## Provided records:
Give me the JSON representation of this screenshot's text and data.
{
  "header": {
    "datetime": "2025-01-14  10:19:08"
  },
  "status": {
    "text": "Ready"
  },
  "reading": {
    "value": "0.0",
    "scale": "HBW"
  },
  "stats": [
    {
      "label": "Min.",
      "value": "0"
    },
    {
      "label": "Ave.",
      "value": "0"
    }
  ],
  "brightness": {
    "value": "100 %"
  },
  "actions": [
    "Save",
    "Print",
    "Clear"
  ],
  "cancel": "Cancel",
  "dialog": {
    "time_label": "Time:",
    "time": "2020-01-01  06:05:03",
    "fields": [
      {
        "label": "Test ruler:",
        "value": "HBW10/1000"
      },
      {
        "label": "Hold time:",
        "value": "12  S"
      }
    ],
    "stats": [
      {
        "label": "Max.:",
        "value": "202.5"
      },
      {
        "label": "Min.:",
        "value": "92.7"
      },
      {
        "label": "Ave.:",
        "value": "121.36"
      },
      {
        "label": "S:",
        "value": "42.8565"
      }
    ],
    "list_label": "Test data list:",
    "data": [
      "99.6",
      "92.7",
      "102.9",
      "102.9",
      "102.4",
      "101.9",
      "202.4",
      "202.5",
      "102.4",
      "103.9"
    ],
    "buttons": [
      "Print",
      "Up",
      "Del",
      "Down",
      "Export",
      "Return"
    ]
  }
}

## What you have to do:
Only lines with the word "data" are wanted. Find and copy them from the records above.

## Response to the task:
Give me the JSON representation of this screenshot's text and data.
    "list_label": "Test data list:",
    "data": [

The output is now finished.